§ ASSIGNMENT:
Using the records that follow, copy every line containing the word "Quân".

§ DATA IN THIS EXERCISE:
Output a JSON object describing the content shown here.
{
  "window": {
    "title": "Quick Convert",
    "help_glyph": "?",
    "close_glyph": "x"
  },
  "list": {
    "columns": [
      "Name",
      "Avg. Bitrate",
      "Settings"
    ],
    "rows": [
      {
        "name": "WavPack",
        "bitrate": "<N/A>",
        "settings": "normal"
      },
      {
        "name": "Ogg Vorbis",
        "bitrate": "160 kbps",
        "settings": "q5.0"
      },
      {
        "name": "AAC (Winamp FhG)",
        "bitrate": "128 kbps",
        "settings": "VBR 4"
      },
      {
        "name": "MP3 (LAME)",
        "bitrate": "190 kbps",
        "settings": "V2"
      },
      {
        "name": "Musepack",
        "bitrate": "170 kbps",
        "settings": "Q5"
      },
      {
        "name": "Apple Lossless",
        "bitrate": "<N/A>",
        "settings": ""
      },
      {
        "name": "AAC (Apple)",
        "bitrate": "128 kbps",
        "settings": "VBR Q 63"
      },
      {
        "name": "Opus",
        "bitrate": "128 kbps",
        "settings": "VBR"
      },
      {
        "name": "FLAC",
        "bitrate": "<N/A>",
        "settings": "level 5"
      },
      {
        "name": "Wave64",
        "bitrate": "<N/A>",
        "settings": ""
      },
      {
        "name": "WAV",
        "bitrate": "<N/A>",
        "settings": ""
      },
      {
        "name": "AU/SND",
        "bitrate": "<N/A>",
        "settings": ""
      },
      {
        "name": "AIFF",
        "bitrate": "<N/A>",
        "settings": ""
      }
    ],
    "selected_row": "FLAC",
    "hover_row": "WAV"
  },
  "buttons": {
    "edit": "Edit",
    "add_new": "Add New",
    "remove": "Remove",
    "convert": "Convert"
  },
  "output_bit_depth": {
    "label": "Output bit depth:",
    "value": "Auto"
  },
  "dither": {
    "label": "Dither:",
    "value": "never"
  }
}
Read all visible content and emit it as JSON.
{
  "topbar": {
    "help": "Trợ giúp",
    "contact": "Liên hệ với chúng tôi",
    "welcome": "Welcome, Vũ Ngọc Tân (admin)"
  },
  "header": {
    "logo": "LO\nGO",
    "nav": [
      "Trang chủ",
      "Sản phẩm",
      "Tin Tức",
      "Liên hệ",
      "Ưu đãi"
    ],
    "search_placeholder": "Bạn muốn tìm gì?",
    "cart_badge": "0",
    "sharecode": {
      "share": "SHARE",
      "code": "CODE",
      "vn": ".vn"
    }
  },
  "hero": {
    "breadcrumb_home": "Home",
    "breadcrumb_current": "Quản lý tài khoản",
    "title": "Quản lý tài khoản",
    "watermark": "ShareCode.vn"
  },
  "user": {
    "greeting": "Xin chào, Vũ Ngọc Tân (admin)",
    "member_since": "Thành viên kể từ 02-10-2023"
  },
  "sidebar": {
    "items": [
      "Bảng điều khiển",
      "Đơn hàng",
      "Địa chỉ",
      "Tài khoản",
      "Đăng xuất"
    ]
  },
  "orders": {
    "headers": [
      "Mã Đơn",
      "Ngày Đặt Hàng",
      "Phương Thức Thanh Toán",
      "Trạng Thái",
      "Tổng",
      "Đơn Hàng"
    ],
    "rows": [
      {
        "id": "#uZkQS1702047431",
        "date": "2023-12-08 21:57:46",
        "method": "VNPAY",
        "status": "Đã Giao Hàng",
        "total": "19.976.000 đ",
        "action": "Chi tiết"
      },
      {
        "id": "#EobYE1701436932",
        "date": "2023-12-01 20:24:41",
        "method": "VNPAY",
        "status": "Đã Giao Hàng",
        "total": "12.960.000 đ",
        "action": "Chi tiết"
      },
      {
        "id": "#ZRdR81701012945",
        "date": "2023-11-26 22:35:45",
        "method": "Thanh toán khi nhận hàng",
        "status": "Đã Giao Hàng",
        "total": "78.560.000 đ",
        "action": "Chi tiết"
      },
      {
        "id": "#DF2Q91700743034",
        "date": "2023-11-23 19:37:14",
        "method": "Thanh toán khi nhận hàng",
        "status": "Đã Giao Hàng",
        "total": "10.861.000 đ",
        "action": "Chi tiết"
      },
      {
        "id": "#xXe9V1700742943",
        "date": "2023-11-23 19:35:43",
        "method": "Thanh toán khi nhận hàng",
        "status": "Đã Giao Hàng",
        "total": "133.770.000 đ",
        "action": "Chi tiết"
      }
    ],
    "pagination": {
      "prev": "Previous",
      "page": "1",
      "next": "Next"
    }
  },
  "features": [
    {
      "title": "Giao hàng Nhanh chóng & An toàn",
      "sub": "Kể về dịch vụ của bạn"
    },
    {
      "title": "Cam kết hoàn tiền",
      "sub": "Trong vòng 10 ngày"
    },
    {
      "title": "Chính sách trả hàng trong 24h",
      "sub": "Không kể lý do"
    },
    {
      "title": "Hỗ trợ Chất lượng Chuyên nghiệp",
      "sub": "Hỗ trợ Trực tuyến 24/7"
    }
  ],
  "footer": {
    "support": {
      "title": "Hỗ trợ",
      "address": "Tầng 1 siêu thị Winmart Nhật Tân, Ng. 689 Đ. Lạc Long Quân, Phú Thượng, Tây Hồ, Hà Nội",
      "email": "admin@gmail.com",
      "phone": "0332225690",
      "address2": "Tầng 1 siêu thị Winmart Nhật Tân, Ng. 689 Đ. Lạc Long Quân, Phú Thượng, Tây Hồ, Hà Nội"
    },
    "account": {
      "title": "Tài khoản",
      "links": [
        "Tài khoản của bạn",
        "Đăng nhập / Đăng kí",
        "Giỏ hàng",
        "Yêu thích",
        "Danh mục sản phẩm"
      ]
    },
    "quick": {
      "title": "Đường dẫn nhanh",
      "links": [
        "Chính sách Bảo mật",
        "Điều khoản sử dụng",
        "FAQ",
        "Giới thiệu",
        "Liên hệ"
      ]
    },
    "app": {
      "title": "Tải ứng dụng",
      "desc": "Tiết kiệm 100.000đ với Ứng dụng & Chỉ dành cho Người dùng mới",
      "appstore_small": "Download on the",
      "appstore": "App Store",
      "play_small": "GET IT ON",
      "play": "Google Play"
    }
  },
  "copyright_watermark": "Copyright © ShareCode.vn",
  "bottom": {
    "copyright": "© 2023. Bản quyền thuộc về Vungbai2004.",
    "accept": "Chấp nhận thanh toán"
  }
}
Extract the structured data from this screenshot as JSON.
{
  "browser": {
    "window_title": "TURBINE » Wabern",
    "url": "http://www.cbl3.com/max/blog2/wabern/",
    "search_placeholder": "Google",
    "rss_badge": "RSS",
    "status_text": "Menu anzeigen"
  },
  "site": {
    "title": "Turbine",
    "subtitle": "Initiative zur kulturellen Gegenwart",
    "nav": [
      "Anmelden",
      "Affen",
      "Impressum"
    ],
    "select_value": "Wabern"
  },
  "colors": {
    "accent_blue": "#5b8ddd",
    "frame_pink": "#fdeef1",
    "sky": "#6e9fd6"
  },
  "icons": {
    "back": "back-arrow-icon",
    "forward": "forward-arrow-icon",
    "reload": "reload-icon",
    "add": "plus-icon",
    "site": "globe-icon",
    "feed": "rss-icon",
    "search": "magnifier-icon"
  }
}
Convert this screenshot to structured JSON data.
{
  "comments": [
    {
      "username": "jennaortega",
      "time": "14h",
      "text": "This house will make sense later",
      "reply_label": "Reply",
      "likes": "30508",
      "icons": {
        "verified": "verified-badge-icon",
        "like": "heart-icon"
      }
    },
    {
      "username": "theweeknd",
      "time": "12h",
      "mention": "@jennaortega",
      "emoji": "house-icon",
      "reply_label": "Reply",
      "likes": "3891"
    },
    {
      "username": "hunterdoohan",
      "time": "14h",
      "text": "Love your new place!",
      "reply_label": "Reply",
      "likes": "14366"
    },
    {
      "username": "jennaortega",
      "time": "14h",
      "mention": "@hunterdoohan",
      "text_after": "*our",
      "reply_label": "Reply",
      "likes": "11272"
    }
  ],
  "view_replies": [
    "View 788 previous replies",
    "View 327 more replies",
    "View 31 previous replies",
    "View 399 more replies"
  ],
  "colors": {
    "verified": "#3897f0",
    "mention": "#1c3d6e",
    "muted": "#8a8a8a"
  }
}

§ YOUR RESPONSE:
      "address": "Tầng 1 siêu thị Winmart Nhật Tân, Ng. 689 Đ. Lạc Long Quân, Phú Thượng, Tây Hồ, Hà Nội",
      "address2": "Tầng 1 siêu thị Winmart Nhật Tân, Ng. 689 Đ. Lạc Long Quân, Phú Thượng, Tây Hồ, Hà Nội"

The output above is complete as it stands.